So, should you buy a blue check?
Probably not, and here’s why: Paying for verification makes a blue check worth nothing at all. It’s simple economics; value lies in scarcity. If blue checks become ubiquitous, they lose their power, and you lose your authority.

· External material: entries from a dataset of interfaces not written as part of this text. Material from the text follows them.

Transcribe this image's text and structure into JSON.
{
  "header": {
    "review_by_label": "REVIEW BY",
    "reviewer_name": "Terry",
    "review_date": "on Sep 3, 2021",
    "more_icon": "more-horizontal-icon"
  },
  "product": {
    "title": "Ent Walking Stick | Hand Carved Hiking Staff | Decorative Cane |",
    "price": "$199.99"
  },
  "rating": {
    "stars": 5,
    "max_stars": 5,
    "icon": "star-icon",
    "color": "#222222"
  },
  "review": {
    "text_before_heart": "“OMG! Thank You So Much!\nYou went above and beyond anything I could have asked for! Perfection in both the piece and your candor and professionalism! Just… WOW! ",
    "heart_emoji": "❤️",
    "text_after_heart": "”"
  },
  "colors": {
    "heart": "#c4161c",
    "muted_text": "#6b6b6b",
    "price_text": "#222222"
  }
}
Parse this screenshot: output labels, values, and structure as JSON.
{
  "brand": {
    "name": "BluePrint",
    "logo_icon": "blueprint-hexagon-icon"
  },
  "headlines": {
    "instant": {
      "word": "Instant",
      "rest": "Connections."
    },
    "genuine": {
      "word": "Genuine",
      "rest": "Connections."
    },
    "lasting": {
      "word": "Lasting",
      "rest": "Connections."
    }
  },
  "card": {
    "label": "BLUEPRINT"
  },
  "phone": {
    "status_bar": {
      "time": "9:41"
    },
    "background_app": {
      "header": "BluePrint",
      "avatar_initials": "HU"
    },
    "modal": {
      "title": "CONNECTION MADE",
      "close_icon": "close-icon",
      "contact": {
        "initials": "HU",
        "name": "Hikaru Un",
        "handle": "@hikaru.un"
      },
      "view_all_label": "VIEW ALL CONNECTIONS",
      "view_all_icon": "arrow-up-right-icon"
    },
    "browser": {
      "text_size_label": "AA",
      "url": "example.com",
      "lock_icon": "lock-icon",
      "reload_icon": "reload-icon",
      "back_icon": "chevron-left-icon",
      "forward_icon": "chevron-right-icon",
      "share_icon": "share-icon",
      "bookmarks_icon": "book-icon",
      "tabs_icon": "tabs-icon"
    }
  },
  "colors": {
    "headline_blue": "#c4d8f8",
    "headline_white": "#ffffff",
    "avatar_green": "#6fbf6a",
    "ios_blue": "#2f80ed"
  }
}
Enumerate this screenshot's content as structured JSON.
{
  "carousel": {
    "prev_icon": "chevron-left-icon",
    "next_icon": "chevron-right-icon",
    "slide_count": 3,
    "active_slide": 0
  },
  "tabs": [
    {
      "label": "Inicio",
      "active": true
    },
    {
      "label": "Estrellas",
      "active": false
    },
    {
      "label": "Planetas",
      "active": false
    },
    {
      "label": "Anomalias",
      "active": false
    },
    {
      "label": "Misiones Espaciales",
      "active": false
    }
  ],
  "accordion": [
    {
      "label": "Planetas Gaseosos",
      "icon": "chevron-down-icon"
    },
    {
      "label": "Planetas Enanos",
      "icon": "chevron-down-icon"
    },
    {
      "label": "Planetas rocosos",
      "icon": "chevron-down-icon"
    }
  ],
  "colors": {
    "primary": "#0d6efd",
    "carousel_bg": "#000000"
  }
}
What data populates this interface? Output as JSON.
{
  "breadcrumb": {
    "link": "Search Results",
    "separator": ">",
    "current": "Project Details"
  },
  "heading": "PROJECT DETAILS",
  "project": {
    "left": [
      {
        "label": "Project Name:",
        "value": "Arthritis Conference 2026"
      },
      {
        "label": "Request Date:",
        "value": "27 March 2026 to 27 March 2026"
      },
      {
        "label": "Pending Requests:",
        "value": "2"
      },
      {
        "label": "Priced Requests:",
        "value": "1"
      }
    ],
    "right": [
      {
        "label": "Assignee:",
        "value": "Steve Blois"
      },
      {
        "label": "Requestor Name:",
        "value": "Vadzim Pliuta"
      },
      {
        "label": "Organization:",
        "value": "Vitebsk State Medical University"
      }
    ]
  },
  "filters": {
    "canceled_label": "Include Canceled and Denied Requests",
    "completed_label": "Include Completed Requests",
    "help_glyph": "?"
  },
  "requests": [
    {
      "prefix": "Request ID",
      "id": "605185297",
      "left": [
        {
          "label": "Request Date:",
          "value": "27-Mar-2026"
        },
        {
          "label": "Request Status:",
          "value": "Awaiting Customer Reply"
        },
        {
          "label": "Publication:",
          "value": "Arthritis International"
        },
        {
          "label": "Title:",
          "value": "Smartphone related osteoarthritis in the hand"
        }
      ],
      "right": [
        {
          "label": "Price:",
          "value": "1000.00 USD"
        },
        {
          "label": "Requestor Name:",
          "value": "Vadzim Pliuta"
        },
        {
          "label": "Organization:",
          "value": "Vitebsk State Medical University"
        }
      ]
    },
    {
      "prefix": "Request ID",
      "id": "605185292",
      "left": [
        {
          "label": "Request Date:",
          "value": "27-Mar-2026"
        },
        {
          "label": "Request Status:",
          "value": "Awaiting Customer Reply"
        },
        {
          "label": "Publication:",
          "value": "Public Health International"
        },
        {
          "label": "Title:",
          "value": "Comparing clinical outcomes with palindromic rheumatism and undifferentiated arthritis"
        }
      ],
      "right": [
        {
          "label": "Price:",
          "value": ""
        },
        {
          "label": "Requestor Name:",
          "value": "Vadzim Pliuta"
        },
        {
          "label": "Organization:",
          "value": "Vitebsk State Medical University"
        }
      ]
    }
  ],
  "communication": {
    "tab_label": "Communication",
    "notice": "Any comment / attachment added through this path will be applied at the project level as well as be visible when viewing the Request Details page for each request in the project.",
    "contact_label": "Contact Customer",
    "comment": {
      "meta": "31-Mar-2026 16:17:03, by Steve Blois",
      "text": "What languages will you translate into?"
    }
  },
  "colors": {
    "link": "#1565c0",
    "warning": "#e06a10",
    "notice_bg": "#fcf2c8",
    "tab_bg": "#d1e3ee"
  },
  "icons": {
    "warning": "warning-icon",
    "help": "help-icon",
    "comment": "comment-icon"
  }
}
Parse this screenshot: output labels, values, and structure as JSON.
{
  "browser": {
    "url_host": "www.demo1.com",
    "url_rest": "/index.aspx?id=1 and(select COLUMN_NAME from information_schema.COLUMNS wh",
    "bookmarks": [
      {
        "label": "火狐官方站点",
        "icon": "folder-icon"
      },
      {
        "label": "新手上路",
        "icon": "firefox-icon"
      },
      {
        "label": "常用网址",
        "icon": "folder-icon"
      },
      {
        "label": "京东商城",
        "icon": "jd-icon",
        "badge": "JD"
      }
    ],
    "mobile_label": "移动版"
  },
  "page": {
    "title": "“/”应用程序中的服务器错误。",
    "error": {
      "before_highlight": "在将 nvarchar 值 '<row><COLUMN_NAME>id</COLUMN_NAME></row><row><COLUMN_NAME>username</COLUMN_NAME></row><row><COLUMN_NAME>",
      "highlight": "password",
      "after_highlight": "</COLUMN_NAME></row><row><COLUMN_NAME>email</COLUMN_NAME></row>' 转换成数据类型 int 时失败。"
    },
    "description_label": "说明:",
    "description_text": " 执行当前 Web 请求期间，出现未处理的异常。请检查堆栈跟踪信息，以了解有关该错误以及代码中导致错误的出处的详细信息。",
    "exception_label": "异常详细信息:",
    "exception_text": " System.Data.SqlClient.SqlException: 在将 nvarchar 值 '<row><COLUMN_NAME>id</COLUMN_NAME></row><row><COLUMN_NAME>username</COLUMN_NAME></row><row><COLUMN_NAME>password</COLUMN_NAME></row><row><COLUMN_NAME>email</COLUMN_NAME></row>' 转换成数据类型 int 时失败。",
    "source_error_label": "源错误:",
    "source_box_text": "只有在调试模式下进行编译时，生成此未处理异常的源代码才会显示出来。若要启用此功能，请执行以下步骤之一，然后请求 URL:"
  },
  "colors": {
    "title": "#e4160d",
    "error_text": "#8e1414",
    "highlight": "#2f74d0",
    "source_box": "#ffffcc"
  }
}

Don’t let Musk fool you: You won’t be paying for recognition or clout. You’ll be shelling out to help Musk slowly recoup on his $44 billion boo-boo, and you’ll be making the platform even more hellish than it already is.